From first line to last, output the records below exactly.

Extracted data: Begin

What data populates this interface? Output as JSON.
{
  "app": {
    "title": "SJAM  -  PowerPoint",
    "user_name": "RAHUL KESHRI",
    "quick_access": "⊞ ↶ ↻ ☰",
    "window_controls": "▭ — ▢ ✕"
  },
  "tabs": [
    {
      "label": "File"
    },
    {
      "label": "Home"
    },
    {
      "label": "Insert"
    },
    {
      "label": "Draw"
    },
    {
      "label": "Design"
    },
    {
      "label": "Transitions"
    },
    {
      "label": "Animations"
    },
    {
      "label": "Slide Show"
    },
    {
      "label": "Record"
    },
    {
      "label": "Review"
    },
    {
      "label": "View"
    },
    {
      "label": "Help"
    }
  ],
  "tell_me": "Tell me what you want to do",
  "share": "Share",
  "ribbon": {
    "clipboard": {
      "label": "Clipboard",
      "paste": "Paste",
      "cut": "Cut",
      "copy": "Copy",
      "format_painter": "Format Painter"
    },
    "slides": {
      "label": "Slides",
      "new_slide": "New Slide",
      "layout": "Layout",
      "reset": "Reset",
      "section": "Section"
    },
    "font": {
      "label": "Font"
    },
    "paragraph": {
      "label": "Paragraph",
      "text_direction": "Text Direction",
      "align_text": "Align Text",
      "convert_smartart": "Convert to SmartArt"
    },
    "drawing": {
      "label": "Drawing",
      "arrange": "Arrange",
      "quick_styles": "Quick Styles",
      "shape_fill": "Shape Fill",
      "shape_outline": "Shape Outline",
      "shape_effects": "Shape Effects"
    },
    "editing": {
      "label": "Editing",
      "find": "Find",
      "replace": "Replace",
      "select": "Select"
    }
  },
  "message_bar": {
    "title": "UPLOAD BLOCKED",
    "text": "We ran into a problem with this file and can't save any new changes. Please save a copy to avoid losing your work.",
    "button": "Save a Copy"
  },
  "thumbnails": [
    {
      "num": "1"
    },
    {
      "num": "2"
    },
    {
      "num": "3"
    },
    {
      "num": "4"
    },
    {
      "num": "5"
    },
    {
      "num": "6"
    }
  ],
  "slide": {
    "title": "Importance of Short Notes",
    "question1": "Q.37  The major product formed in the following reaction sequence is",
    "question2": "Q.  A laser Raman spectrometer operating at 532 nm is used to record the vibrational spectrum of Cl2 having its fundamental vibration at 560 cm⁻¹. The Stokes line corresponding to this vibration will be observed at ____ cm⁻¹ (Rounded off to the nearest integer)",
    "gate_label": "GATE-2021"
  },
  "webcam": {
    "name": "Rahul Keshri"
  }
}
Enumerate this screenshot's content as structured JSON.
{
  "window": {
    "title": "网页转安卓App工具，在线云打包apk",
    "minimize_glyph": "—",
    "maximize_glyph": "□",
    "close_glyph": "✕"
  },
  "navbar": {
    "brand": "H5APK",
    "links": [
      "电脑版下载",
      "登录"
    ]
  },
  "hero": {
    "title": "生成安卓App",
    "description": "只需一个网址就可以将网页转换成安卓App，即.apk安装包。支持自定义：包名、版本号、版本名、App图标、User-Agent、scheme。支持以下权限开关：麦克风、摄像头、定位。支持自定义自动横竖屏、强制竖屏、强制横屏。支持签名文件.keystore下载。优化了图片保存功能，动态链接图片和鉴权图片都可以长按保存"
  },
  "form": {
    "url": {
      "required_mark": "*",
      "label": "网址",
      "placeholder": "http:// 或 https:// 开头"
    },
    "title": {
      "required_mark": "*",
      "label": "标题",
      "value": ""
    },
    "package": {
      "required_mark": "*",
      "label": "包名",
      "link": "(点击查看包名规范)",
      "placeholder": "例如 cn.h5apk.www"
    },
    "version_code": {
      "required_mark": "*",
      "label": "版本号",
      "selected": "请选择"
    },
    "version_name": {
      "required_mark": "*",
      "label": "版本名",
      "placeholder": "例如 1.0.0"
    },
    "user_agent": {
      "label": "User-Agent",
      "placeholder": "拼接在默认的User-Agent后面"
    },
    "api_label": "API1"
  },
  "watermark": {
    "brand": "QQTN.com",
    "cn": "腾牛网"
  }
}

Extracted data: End

### [Reply to the exercise]
What data populates this interface? Output as JSON.
{
  "app": {
    "title": "SJAM  -  PowerPoint",
    "user_name": "RAHUL KESHRI",
    "quick_access": "⊞ ↶ ↻ ☰",
    "window_controls": "▭ — ▢ ✕"
  },
  "tabs": [
    {
      "label": "File"
    },
    {
      "label": "Home"
    },
    {
      "label": "Insert"
    },
    {
      "label": "Draw"
    },
    {
      "label": "Design"
    },
    {
      "label": "Transitions"
    },
    {
      "label": "Animations"
    },
    {
      "label": "Slide Show"
    },
    {
      "label": "Record"
    },
    {
      "label": "Review"
    },
    {
      "label": "View"
    },
    {
      "label": "Help"
    }
  ],
  "tell_me": "Tell me what you want to do",
  "share": "Share",
  "ribbon": {
    "clipboard": {
      "label": "Clipboard",
      "paste": "Paste",
      "cut": "Cut",
      "copy": "Copy",
      "format_painter": "Format Painter"
    },
    "slides": {
      "label": "Slides",
      "new_slide": "New Slide",
      "layout": "Layout",
      "reset": "Reset",
      "section": "Section"
    },
    "font": {
      "label": "Font"
    },
    "paragraph": {
      "label": "Paragraph",
      "text_direction": "Text Direction",
      "align_text": "Align Text",
      "convert_smartart": "Convert to SmartArt"
    },
    "drawing": {
      "label": "Drawing",
      "arrange": "Arrange",
      "quick_styles": "Quick Styles",
      "shape_fill": "Shape Fill",
      "shape_outline": "Shape Outline",
      "shape_effects": "Shape Effects"
    },
    "editing": {
      "label": "Editing",
      "find": "Find",
      "replace": "Replace",
      "select": "Select"
    }
  },
  "message_bar": {
    "title": "UPLOAD BLOCKED",
    "text": "We ran into a problem with this file and can't save any new changes. Please save a copy to avoid losing your work.",
    "button": "Save a Copy"
  },
  "thumbnails": [
    {
      "num": "1"
    },
    {
      "num": "2"
    },
    {
      "num": "3"
    },
    {
      "num": "4"
    },
    {
      "num": "5"
    },
    {
      "num": "6"
    }
  ],
  "slide": {
    "title": "Importance of Short Notes",
    "question1": "Q.37  The major product formed in the following reaction sequence is",
    "question2": "Q.  A laser Raman spectrometer operating at 532 nm is used to record the vibrational spectrum of Cl2 having its fundamental vibration at 560 cm⁻¹. The Stokes line corresponding to this vibration will be observed at ____ cm⁻¹ (Rounded off to the nearest integer)",
    "gate_label": "GATE-2021"
  },
  "webcam": {
    "name": "Rahul Keshri"
  }
}
Enumerate this screenshot's content as structured JSON.
{
  "window": {
    "title": "网页转安卓App工具，在线云打包apk",
    "minimize_glyph": "—",
    "maximize_glyph": "□",
    "close_glyph": "✕"
  },
  "navbar": {
    "brand": "H5APK",
    "links": [
      "电脑版下载",
      "登录"
    ]
  },
  "hero": {
    "title": "生成安卓App",
    "description": "只需一个网址就可以将网页转换成安卓App，即.apk安装包。支持自定义：包名、版本号、版本名、App图标、User-Agent、scheme。支持以下权限开关：麦克风、摄像头、定位。支持自定义自动横竖屏、强制竖屏、强制横屏。支持签名文件.keystore下载。优化了图片保存功能，动态链接图片和鉴权图片都可以长按保存"
  },
  "form": {
    "url": {
      "required_mark": "*",
      "label": "网址",
      "placeholder": "http:// 或 https:// 开头"
    },
    "title": {
      "required_mark": "*",
      "label": "标题",
      "value": ""
    },
    "package": {
      "required_mark": "*",
      "label": "包名",
      "link": "(点击查看包名规范)",
      "placeholder": "例如 cn.h5apk.www"
    },
    "version_code": {
      "required_mark": "*",
      "label": "版本号",
      "selected": "请选择"
    },
    "version_name": {
      "required_mark": "*",
      "label": "版本名",
      "placeholder": "例如 1.0.0"
    },
    "user_agent": {
      "label": "User-Agent",
      "placeholder": "拼接在默认的User-Agent后面"
    },
    "api_label": "API1"
  },
  "watermark": {
    "brand": "QQTN.com",
    "cn": "腾牛网"
  }
}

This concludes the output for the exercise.